Keep in mind, this is just how I felt at the time. Everyone uses NaNoWriMo for different things, and for some people, it’s the freedom, the silliness, and the spontaneity that makes it so beautiful. But for me, “dares” and “randomness” were the leftovers of an era where I watched Invader Zim and referred to myself as “hyper.” I didn’t want to write 50,000 words of just anything. I wanted to write a novel. I wanted to write something that was worth reading.
For two years, I groped in the darkness for the passion I used to have for NaNoWriMo, starting lackluster plots that I wasn’t attached to, restarting, cheating by pasting in short stories I had written for class (“I wrote them in November…”), and still ultimately failing to reach 50,000 words, or any sense of achievement. Last year, I just skipped it, thinking I had grown out of NaNoWriMo and was finished with it forever.
But that’s ridiculous. You don’t have to grow out of anything if you don’t want to. Water for Elephants was a best-selling book and recently a movie starring Robert Pattinson, and it was drafted as a NaNoWriMo novel. And it’s far from the only success to stem from the program. So this year, I am determined to use NaNoWriMo as the motivational tool that it is intended to be — and define it however I choose. After all, the only rule is that you have to write a novel in a month. How much more flexible can it get?
I know I’m not the only one who wants to take NaNoWriMo to the next level. This Friday, I’ll tell you guys all about my plan.

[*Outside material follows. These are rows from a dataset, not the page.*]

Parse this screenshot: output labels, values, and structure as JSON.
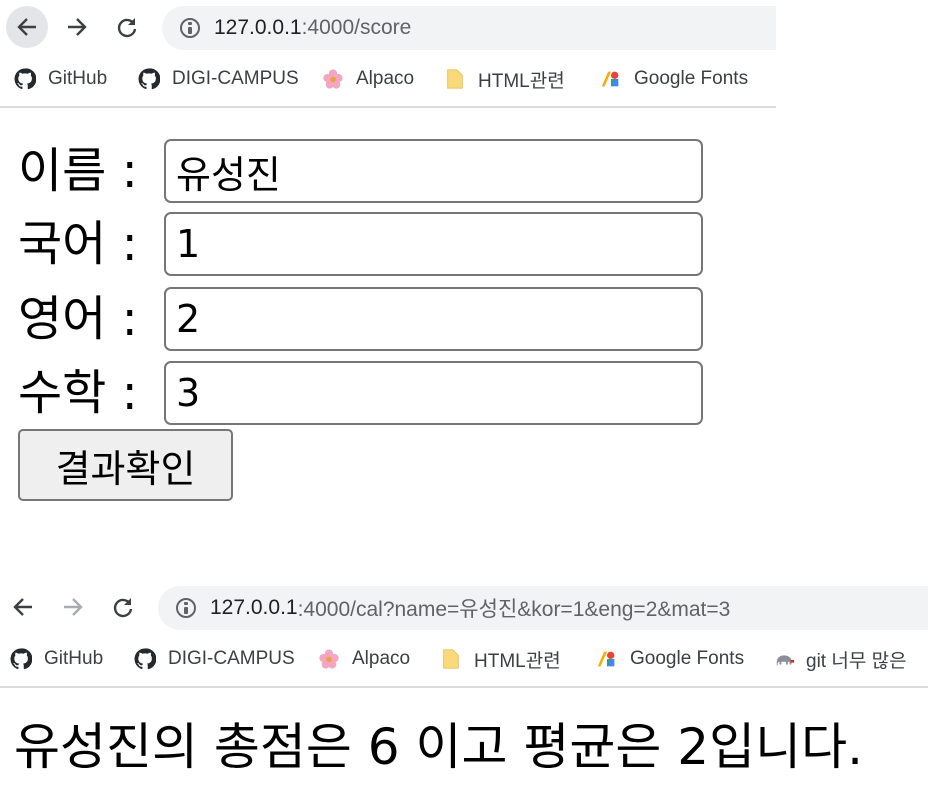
{
  "browser_top": {
    "url_host": "127.0.0.1",
    "url_path": ":4000/score",
    "bookmarks": [
      {
        "label": "GitHub",
        "icon": "github-icon"
      },
      {
        "label": "DIGI-CAMPUS",
        "icon": "github-icon"
      },
      {
        "label": "Alpaco",
        "icon": "flower-icon"
      },
      {
        "label": "HTML관련",
        "icon": "folder-icon"
      },
      {
        "label": "Google Fonts",
        "icon": "google-fonts-icon"
      }
    ]
  },
  "form": {
    "fields": [
      {
        "label": "이름 :",
        "value": "유성진"
      },
      {
        "label": "국어 :",
        "value": "1"
      },
      {
        "label": "영어 :",
        "value": "2"
      },
      {
        "label": "수학 :",
        "value": "3"
      }
    ],
    "submit_label": "결과확인"
  },
  "browser_bottom": {
    "url_host": "127.0.0.1",
    "url_path": ":4000/cal?name=유성진&kor=1&eng=2&mat=3",
    "bookmarks": [
      {
        "label": "GitHub",
        "icon": "github-icon"
      },
      {
        "label": "DIGI-CAMPUS",
        "icon": "github-icon"
      },
      {
        "label": "Alpaco",
        "icon": "flower-icon"
      },
      {
        "label": "HTML관련",
        "icon": "folder-icon"
      },
      {
        "label": "Google Fonts",
        "icon": "google-fonts-icon"
      },
      {
        "label": "git 너무 많은",
        "icon": "elephant-icon"
      }
    ]
  },
  "result": {
    "text": "유성진의 총점은 6 이고 평균은 2입니다."
  },
  "colors": {
    "omnibox_bg": "#f1f3f4",
    "folder_yellow": "#f9d97a",
    "button_bg": "#efefef",
    "input_border": "#767676"
  }
}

Meanwhile, what’s your NaNoWriMo origin story? Tell me all about it in the comments!
And don’t forget to add me as a writing buddy!